7. Keep feet moving while getting into the throwing position.
8. Throw with a 4-seam grip.
9. Walk behind the ball after your throw. (Throw low and hard.)

Good Luck and Play Ball!

Camwood Speed ‘n Hands Drill #3: Weight Shift

Here’s a new product that I have discovered: Camwood Training Bats which integrate the overload training weight into a wooden bat right at the hands where it is needed to both reinforce proper mechanics and improve bat speed.

These are training bats that college and major league hitters actually use, NOT to be confused with the weighted bats used for limbering up in the on-deck circle.

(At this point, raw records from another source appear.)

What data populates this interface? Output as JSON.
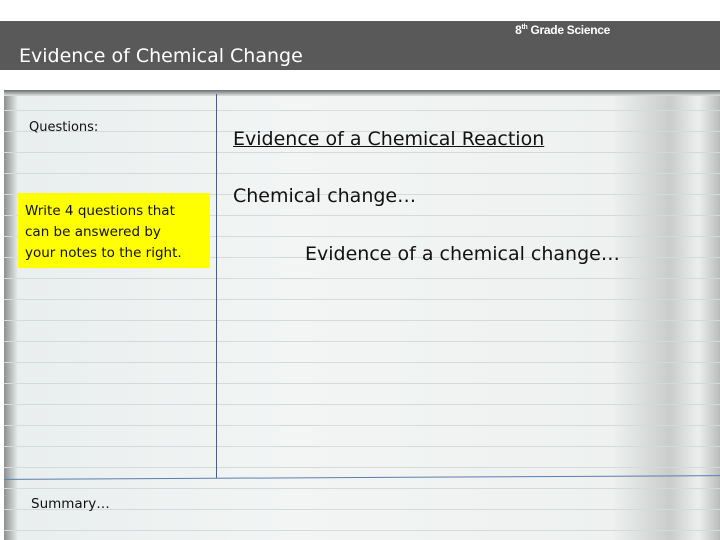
{
  "header": {
    "grade_num": "8",
    "grade_sup": "th",
    "grade_rest": " Grade Science",
    "title": "Evidence of Chemical Change"
  },
  "left": {
    "questions_label": "Questions:",
    "instruction": "Write 4 questions that\ncan be answered by\nyour notes to the right.",
    "summary_label": "Summary…",
    "highlight_color": "#ffff00"
  },
  "right": {
    "heading": "Evidence of a Chemical Reaction",
    "chemical_change": "Chemical change…",
    "evidence": "Evidence of a chemical change…"
  }
}
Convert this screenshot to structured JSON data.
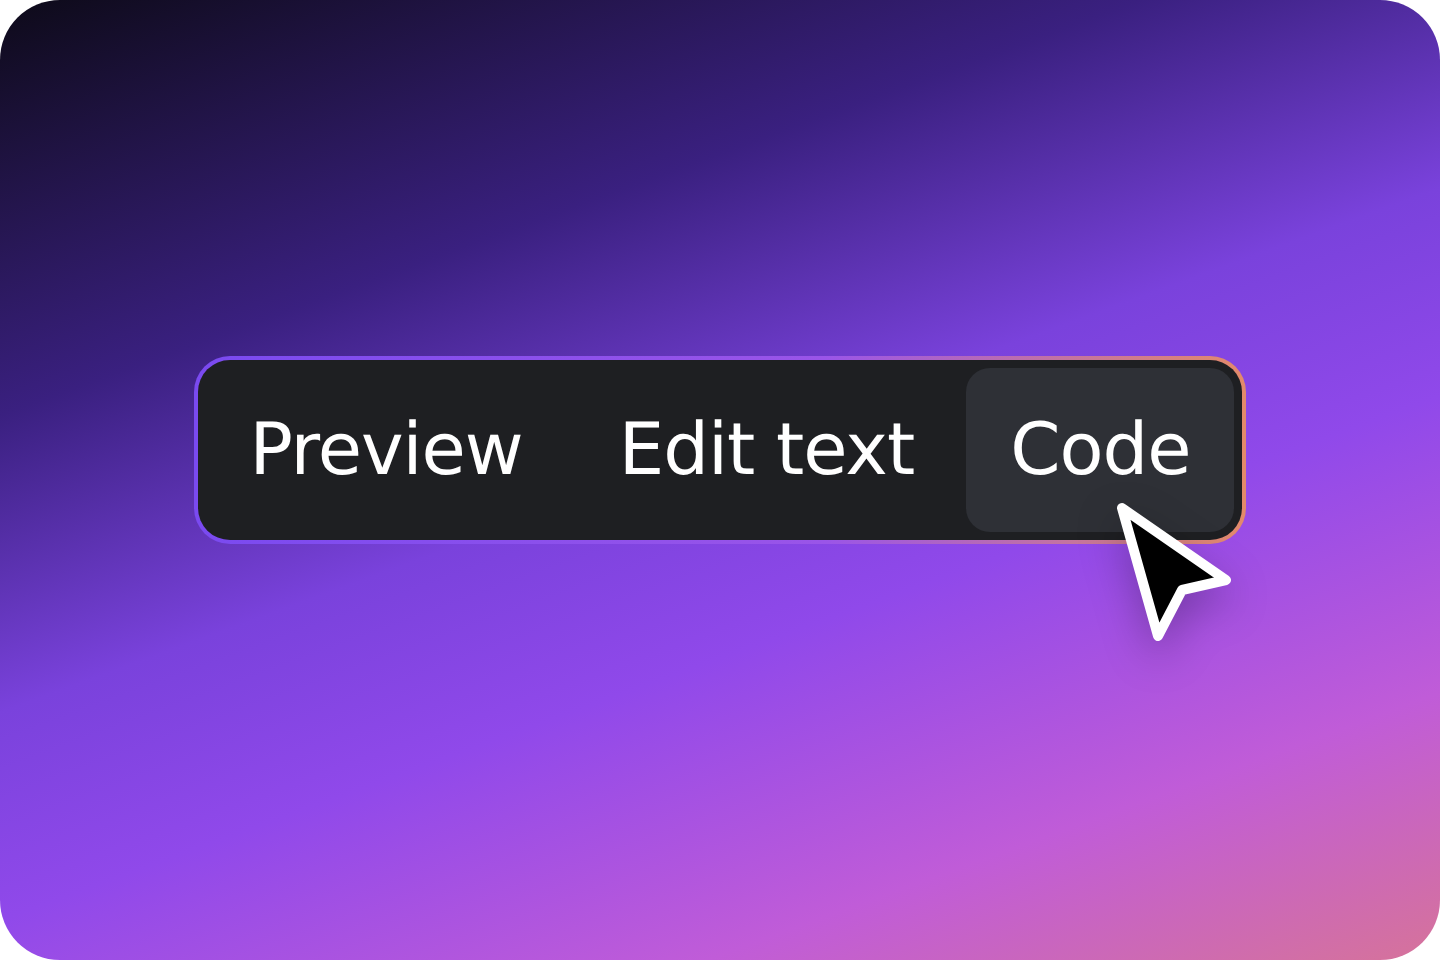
{
  "tabs": [
    {
      "label": "Preview",
      "selected": false
    },
    {
      "label": "Edit text",
      "selected": false
    },
    {
      "label": "Code",
      "selected": true
    }
  ]
}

A great tool for players from high school onwards to use based on the new NCAA/NFHS BBCOR regulations that make non-wood bats play like wooden ones.

  • Develop More Baseball Hitting Power
  • Only Wood Training Bat You Can Hit With
  • Quicker Hand Speed
  • Create a Flatter Bat
  • Learn to Keep the Hands Inside the Ball

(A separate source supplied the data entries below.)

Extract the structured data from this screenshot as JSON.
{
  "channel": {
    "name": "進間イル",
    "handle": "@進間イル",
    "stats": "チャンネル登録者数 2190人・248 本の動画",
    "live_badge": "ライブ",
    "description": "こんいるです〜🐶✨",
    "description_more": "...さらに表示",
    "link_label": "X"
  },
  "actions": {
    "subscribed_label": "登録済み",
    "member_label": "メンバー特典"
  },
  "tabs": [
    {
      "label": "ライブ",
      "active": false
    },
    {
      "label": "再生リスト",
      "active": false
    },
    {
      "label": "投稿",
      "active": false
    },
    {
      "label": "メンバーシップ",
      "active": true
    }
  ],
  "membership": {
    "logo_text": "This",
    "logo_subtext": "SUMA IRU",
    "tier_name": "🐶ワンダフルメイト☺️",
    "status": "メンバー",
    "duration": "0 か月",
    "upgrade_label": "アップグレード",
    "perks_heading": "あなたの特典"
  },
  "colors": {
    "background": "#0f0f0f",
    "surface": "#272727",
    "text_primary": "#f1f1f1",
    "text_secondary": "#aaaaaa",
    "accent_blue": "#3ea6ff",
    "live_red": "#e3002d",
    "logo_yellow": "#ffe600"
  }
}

Check it out!

Camwood Speed ‘n Hands Drill #2: No Feet, No Shoulders

Here’s a new product that I have discovered: Camwood Training Bats which integrate the overload training weight into a wooden bat right at the hands where it is needed to both reinforce proper mechanics and improve bat speed.

These are training bats that college and major league hitters actually use, NOT to be confused with the weighted bats used for limbering up in the on-deck circle. A great tool for players from high school onwards to use based on the new NCAA/NFHS BBCOR regulations that make non-wood bats play like wooden ones.

  • Develop More Baseball Hitting Power
  • Only Wood Training Bat You Can Hit With
  • Quicker Hand Speed
  • Create a Flatter Bat
  • Learn to Keep the Hands Inside the Ball

Check it out!

Camwood Speed ‘n Hands Drill #1: Grip & Stance

 

Here’s a new product that I have discovered: Camwood Training Bats which integrate the overload training weight into a wooden bat right at the hands where it is needed to both reinforce proper mechanics and improve bat speed.

These are training bats that college and major league hitters actually use, NOT to be confused with the weighted bats used for limbering up in the on-deck circle. A great tool for players from high school onwards to use based on the new NCAA/NFHS BBCOR regulations that make non-wood bats play like wooden ones.

  • Develop More Baseball Hitting Power
  • Only Wood Training Bat You Can Hit With
  • Quicker Hand Speed
  • Create a Flatter Bat
  • Learn to Keep the Hands Inside the Ball

Check it out!